“There has been a systematic strategy deployed by the police investigating the Bhima Koregaon violence to put out highly provocative but completely unsubstantiated, unverified and unproven allegations through select media channels to prejudice the public opinion against those arrested. Justice Kolse Patil, retired Judge of the Bombay High Court, and Justice P.B. Sawant, retired Judge of the Supreme Court, who were organisers of the Elgar Parishad, condemned this letter which was never produced as evidence in Court, as fake. They claimed that the government saw a threat in the Elgar Parishad as it mobilised people to raise their voice against the establishment and resist communal forces,” Bhushan added.
An odious spin off the entire episode is the creation of the term “Urban Naxal”, fathered by part time film maker Vivek Agnihotri in a book, and backed by the Republic TV channel.
Senior Mumbai-based journalist Jyoti Punwani writing in the Media site The Hoot, said, “Republic proudly linked the raids on the homes of human rights activists and lawyers across the country, and the arrests of five of them, to the channel’s “hard work”, its “exposes” of two letters in June and July.

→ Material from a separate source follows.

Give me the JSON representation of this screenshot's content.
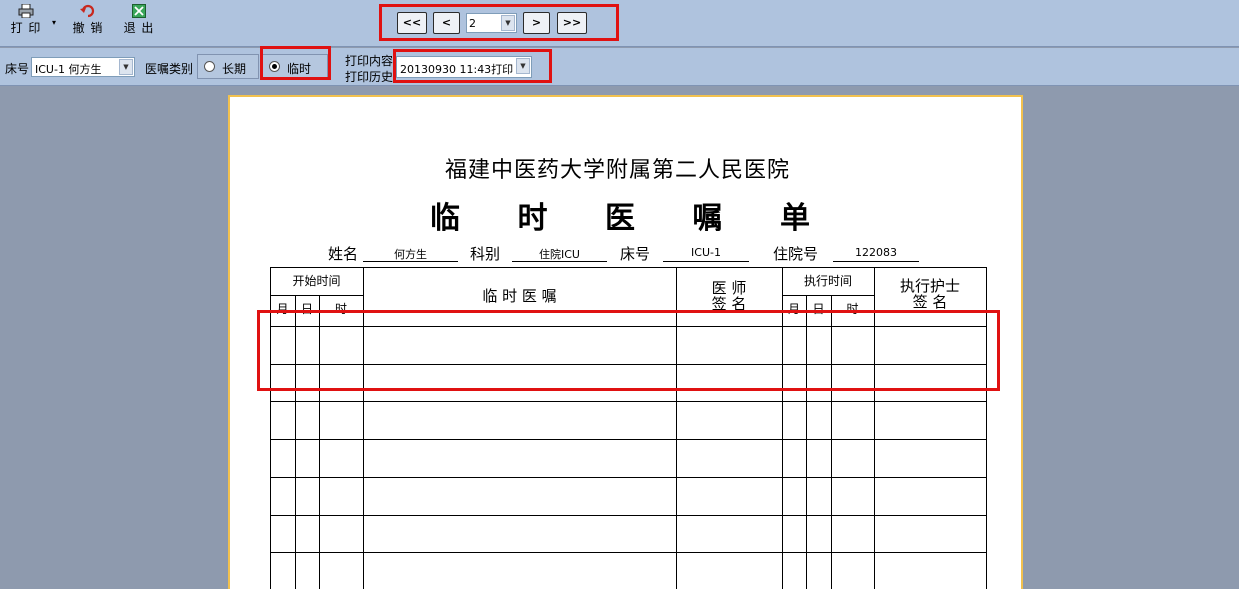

The first letter it alleged, had talked about a plot to assassinate the PM and the second, had contained a request for foreign funds. Anchor owner Arnab Goswami called the five “urban Naxals”, compared them to Osama bin Laden, spoke of a link between “Maoists, Kashmir, the arms lobby”, all this with the headline . “India is relieved,” he declared, that these people had been arrested.
“Fake activists and fake intellectuals”, the “human rights club”, had “ganged up” to support these Urban Naxals, said Goswami. These Urban Naxals carried “jholas and travelled club class” and they supported Maoists who were no different from terrorists such as the Jaish e Mohammed, the Islamic state, HUJI. “We are taking them on, you should too,” Goswami told his viewers.
That, some fear, has made vigilantes out of many of his viewers. The hate campaign is at its peak.(Published on 03rd September 2018, Volume XXX, Issue 36)